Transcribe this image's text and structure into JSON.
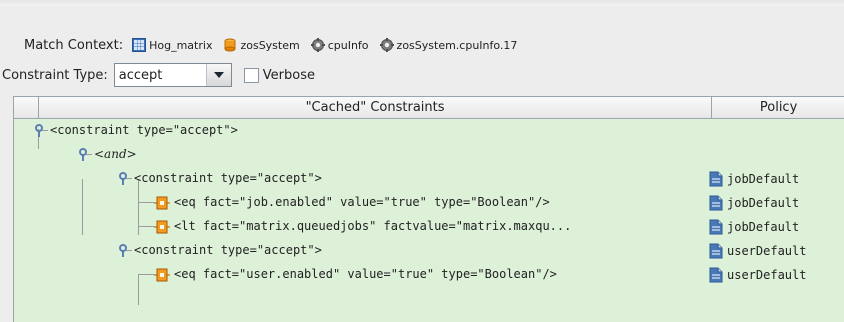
{
  "match_context": {
    "label": "Match Context:",
    "items": [
      {
        "name": "Hog_matrix",
        "icon": "grid-icon"
      },
      {
        "name": "zosSystem",
        "icon": "orange-cylinder-icon"
      },
      {
        "name": "cpuInfo",
        "icon": "gear-icon"
      },
      {
        "name": "zosSystem.cpuInfo.17",
        "icon": "gear-icon"
      }
    ]
  },
  "constraint_type": {
    "label": "Constraint Type:",
    "selected": "accept",
    "verbose_label": "Verbose",
    "verbose_checked": false
  },
  "table": {
    "columns": [
      "\"Cached\" Constraints",
      "Policy"
    ],
    "rows": [
      {
        "text": "<constraint type=\"accept\">",
        "policy": ""
      },
      {
        "text": "<and>",
        "policy": ""
      },
      {
        "text": "<constraint type=\"accept\">",
        "policy": "jobDefault"
      },
      {
        "text": "<eq fact=\"job.enabled\" value=\"true\" type=\"Boolean\"/>",
        "policy": "jobDefault"
      },
      {
        "text": "<lt fact=\"matrix.queuedjobs\" factvalue=\"matrix.maxqu...",
        "policy": "jobDefault"
      },
      {
        "text": "<constraint type=\"accept\">",
        "policy": "userDefault"
      },
      {
        "text": "<eq fact=\"user.enabled\" value=\"true\" type=\"Boolean\"/>",
        "policy": "userDefault"
      }
    ]
  },
  "colors": {
    "tree_background": "#ddf0d8",
    "key_icon": "#5b7fb5",
    "node_icon": "#f08c1e",
    "doc_icon": "#4a79b8"
  }
}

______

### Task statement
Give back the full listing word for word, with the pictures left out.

### Result below
Transcribe this image's text and structure into JSON.
{
  "match_context": {
    "label": "Match Context:",
    "items": [
      {
        "name": "Hog_matrix",
        "icon": "grid-icon"
      },
      {
        "name": "zosSystem",
        "icon": "orange-cylinder-icon"
      },
      {
        "name": "cpuInfo",
        "icon": "gear-icon"
      },
      {
        "name": "zosSystem.cpuInfo.17",
        "icon": "gear-icon"
      }
    ]
  },
  "constraint_type": {
    "label": "Constraint Type:",
    "selected": "accept",
    "verbose_label": "Verbose",
    "verbose_checked": false
  },
  "table": {
    "columns": [
      "\"Cached\" Constraints",
      "Policy"
    ],
    "rows": [
      {
        "text": "<constraint type=\"accept\">",
        "policy": ""
      },
      {
        "text": "<and>",
        "policy": ""
      },
      {
        "text": "<constraint type=\"accept\">",
        "policy": "jobDefault"
      },
      {
        "text": "<eq fact=\"job.enabled\" value=\"true\" type=\"Boolean\"/>",
        "policy": "jobDefault"
      },
      {
        "text": "<lt fact=\"matrix.queuedjobs\" factvalue=\"matrix.maxqu...",
        "policy": "jobDefault"
      },
      {
        "text": "<constraint type=\"accept\">",
        "policy": "userDefault"
      },
      {
        "text": "<eq fact=\"user.enabled\" value=\"true\" type=\"Boolean\"/>",
        "policy": "userDefault"
      }
    ]
  },
  "colors": {
    "tree_background": "#ddf0d8",
    "key_icon": "#5b7fb5",
    "node_icon": "#f08c1e",
    "doc_icon": "#4a79b8"
  }
}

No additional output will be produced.